**Dataset records:**

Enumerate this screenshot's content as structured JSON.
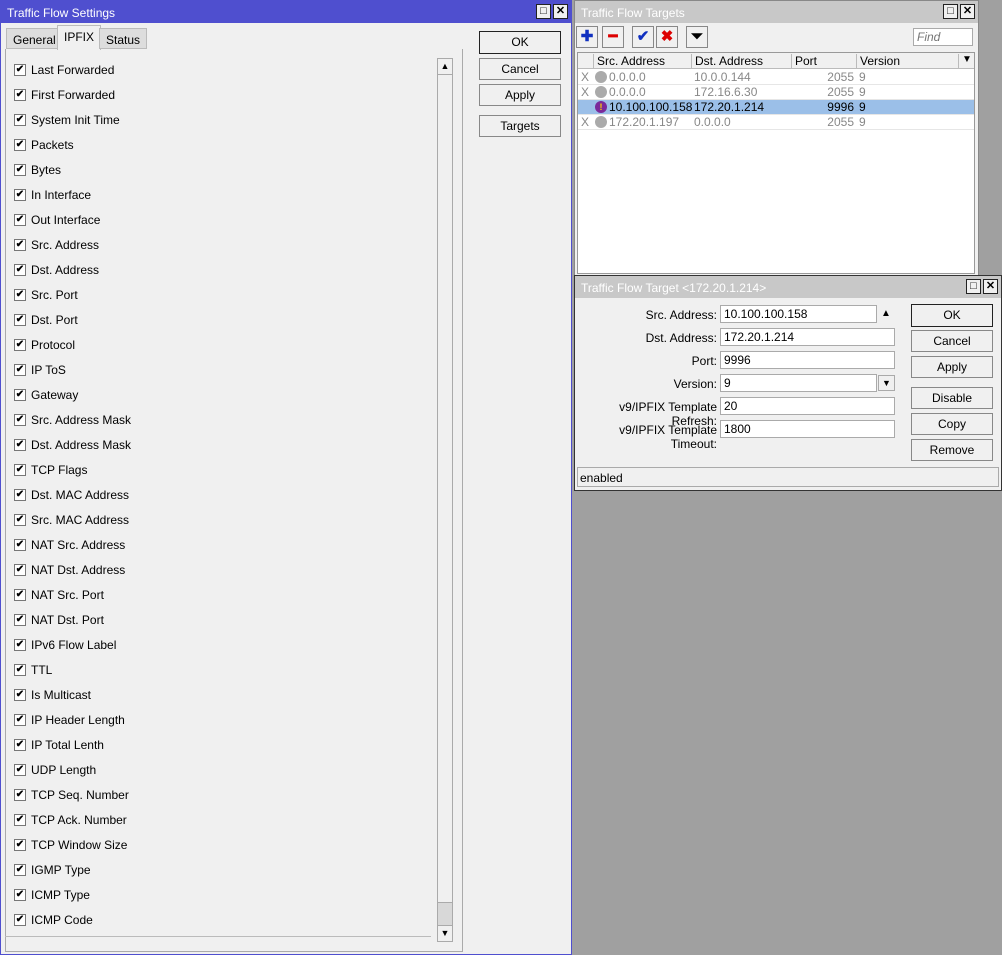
{
  "settings": {
    "title": "Traffic Flow Settings",
    "tabs": [
      "General",
      "IPFIX",
      "Status"
    ],
    "items": [
      "Last Forwarded",
      "First Forwarded",
      "System Init Time",
      "Packets",
      "Bytes",
      "In Interface",
      "Out Interface",
      "Src. Address",
      "Dst. Address",
      "Src. Port",
      "Dst. Port",
      "Protocol",
      "IP ToS",
      "Gateway",
      "Src. Address Mask",
      "Dst. Address Mask",
      "TCP Flags",
      "Dst. MAC Address",
      "Src. MAC Address",
      "NAT Src. Address",
      "NAT Dst. Address",
      "NAT Src. Port",
      "NAT Dst. Port",
      "IPv6 Flow Label",
      "TTL",
      "Is Multicast",
      "IP Header Length",
      "IP Total Lenth",
      "UDP Length",
      "TCP Seq. Number",
      "TCP Ack. Number",
      "TCP Window Size",
      "IGMP Type",
      "ICMP Type",
      "ICMP Code"
    ],
    "check": "✔",
    "buttons": {
      "ok": "OK",
      "cancel": "Cancel",
      "apply": "Apply",
      "targets": "Targets"
    }
  },
  "targets": {
    "title": "Traffic Flow Targets",
    "find_placeholder": "Find",
    "columns": [
      "Src. Address",
      "Dst. Address",
      "Port",
      "Version"
    ],
    "rows": [
      {
        "flag": "X",
        "src": "0.0.0.0",
        "dst": "10.0.0.144",
        "port": "2055",
        "version": "9",
        "disabled": true
      },
      {
        "flag": "X",
        "src": "0.0.0.0",
        "dst": "172.16.6.30",
        "port": "2055",
        "version": "9",
        "disabled": true
      },
      {
        "flag": "",
        "src": "10.100.100.158",
        "dst": "172.20.1.214",
        "port": "9996",
        "version": "9",
        "selected": true
      },
      {
        "flag": "X",
        "src": "172.20.1.197",
        "dst": "0.0.0.0",
        "port": "2055",
        "version": "9",
        "disabled": true
      }
    ]
  },
  "target": {
    "title": "Traffic Flow Target <172.20.1.214>",
    "fields": [
      {
        "label": "Src. Address:",
        "value": "10.100.100.158"
      },
      {
        "label": "Dst. Address:",
        "value": "172.20.1.214"
      },
      {
        "label": "Port:",
        "value": "9996"
      },
      {
        "label": "Version:",
        "value": "9"
      },
      {
        "label": "v9/IPFIX Template Refresh:",
        "value": "20"
      },
      {
        "label": "v9/IPFIX Template Timeout:",
        "value": "1800"
      }
    ],
    "buttons": {
      "ok": "OK",
      "cancel": "Cancel",
      "apply": "Apply",
      "disable": "Disable",
      "copy": "Copy",
      "remove": "Remove"
    },
    "status": "enabled"
  },
  "colors": {
    "active_title": "#4f4fcf",
    "inactive_title": "#c8c8c8",
    "selected_row": "#9bbfe8"
  }
}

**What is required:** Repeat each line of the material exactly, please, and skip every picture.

**Solution below:**
Enumerate this screenshot's content as structured JSON.
{
  "settings": {
    "title": "Traffic Flow Settings",
    "tabs": [
      "General",
      "IPFIX",
      "Status"
    ],
    "items": [
      "Last Forwarded",
      "First Forwarded",
      "System Init Time",
      "Packets",
      "Bytes",
      "In Interface",
      "Out Interface",
      "Src. Address",
      "Dst. Address",
      "Src. Port",
      "Dst. Port",
      "Protocol",
      "IP ToS",
      "Gateway",
      "Src. Address Mask",
      "Dst. Address Mask",
      "TCP Flags",
      "Dst. MAC Address",
      "Src. MAC Address",
      "NAT Src. Address",
      "NAT Dst. Address",
      "NAT Src. Port",
      "NAT Dst. Port",
      "IPv6 Flow Label",
      "TTL",
      "Is Multicast",
      "IP Header Length",
      "IP Total Lenth",
      "UDP Length",
      "TCP Seq. Number",
      "TCP Ack. Number",
      "TCP Window Size",
      "IGMP Type",
      "ICMP Type",
      "ICMP Code"
    ],
    "check": "✔",
    "buttons": {
      "ok": "OK",
      "cancel": "Cancel",
      "apply": "Apply",
      "targets": "Targets"
    }
  },
  "targets": {
    "title": "Traffic Flow Targets",
    "find_placeholder": "Find",
    "columns": [
      "Src. Address",
      "Dst. Address",
      "Port",
      "Version"
    ],
    "rows": [
      {
        "flag": "X",
        "src": "0.0.0.0",
        "dst": "10.0.0.144",
        "port": "2055",
        "version": "9",
        "disabled": true
      },
      {
        "flag": "X",
        "src": "0.0.0.0",
        "dst": "172.16.6.30",
        "port": "2055",
        "version": "9",
        "disabled": true
      },
      {
        "flag": "",
        "src": "10.100.100.158",
        "dst": "172.20.1.214",
        "port": "9996",
        "version": "9",
        "selected": true
      },
      {
        "flag": "X",
        "src": "172.20.1.197",
        "dst": "0.0.0.0",
        "port": "2055",
        "version": "9",
        "disabled": true
      }
    ]
  },
  "target": {
    "title": "Traffic Flow Target <172.20.1.214>",
    "fields": [
      {
        "label": "Src. Address:",
        "value": "10.100.100.158"
      },
      {
        "label": "Dst. Address:",
        "value": "172.20.1.214"
      },
      {
        "label": "Port:",
        "value": "9996"
      },
      {
        "label": "Version:",
        "value": "9"
      },
      {
        "label": "v9/IPFIX Template Refresh:",
        "value": "20"
      },
      {
        "label": "v9/IPFIX Template Timeout:",
        "value": "1800"
      }
    ],
    "buttons": {
      "ok": "OK",
      "cancel": "Cancel",
      "apply": "Apply",
      "disable": "Disable",
      "copy": "Copy",
      "remove": "Remove"
    },
    "status": "enabled"
  },
  "colors": {
    "active_title": "#4f4fcf",
    "inactive_title": "#c8c8c8",
    "selected_row": "#9bbfe8"
  }
}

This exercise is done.